"The problem of the twentieth century is the problem of the color line." Fifty years after Dr. W. E. B. DuBois wrote these words in The Souls of Black Folk, the 1954 Brown v. the Board of Education case dramatized them. This legal action forced the United States to confront the explicit racial caste system imposed on African Americans prior to the constitutional protections guaranteed by the Civil Rights Act of 1964 and the 1965 Voting Rights Act. The Brown decision also highlighted how politics, wedded to the maintenance of white supremacy, supported the well-organized de Jure terror system common in many areas of the United States. This verdict fueled a decade of unparalleled grass-roots activism and thrust the United States into its most dynamic era of change.

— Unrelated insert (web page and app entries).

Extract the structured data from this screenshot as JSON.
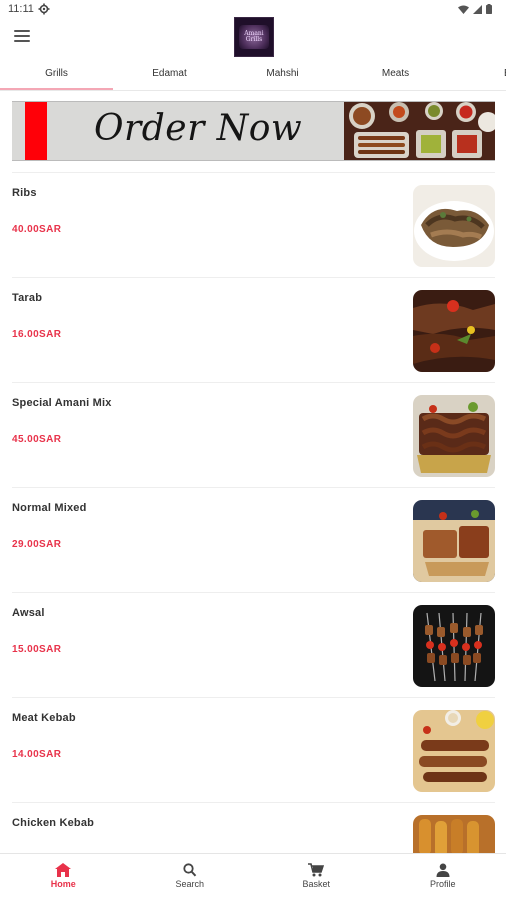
{
  "status_bar": {
    "time": "11:11",
    "icons": [
      "gear-icon",
      "wifi-icon",
      "signal-icon",
      "battery-icon"
    ]
  },
  "header": {
    "logo_text": "Amani Grills",
    "menu_icon": "hamburger-menu-icon"
  },
  "tabs": [
    {
      "label": "Grills",
      "active": true
    },
    {
      "label": "Edamat",
      "active": false
    },
    {
      "label": "Mahshi",
      "active": false
    },
    {
      "label": "Meats",
      "active": false
    },
    {
      "label": "Bi",
      "active": false
    }
  ],
  "banner": {
    "text": "Order Now"
  },
  "items": [
    {
      "name": "Ribs",
      "price": "40.00SAR"
    },
    {
      "name": "Tarab",
      "price": "16.00SAR"
    },
    {
      "name": "Special Amani Mix",
      "price": "45.00SAR"
    },
    {
      "name": "Normal Mixed",
      "price": "29.00SAR"
    },
    {
      "name": "Awsal",
      "price": "15.00SAR"
    },
    {
      "name": "Meat Kebab",
      "price": "14.00SAR"
    },
    {
      "name": "Chicken Kebab",
      "price": ""
    }
  ],
  "bottom_nav": [
    {
      "label": "Home",
      "icon": "home-icon",
      "active": true
    },
    {
      "label": "Search",
      "icon": "search-icon",
      "active": false
    },
    {
      "label": "Basket",
      "icon": "cart-icon",
      "active": false
    },
    {
      "label": "Profile",
      "icon": "person-icon",
      "active": false
    }
  ],
  "colors": {
    "accent": "#e8324a",
    "banner_red": "#ff0008",
    "tab_underline": "#f4a7b5"
  }
}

Clark-Lewis, Elizabeth, "Introduction: the Problem of the Color Line" (2004). History Department Faculty Publications. 50.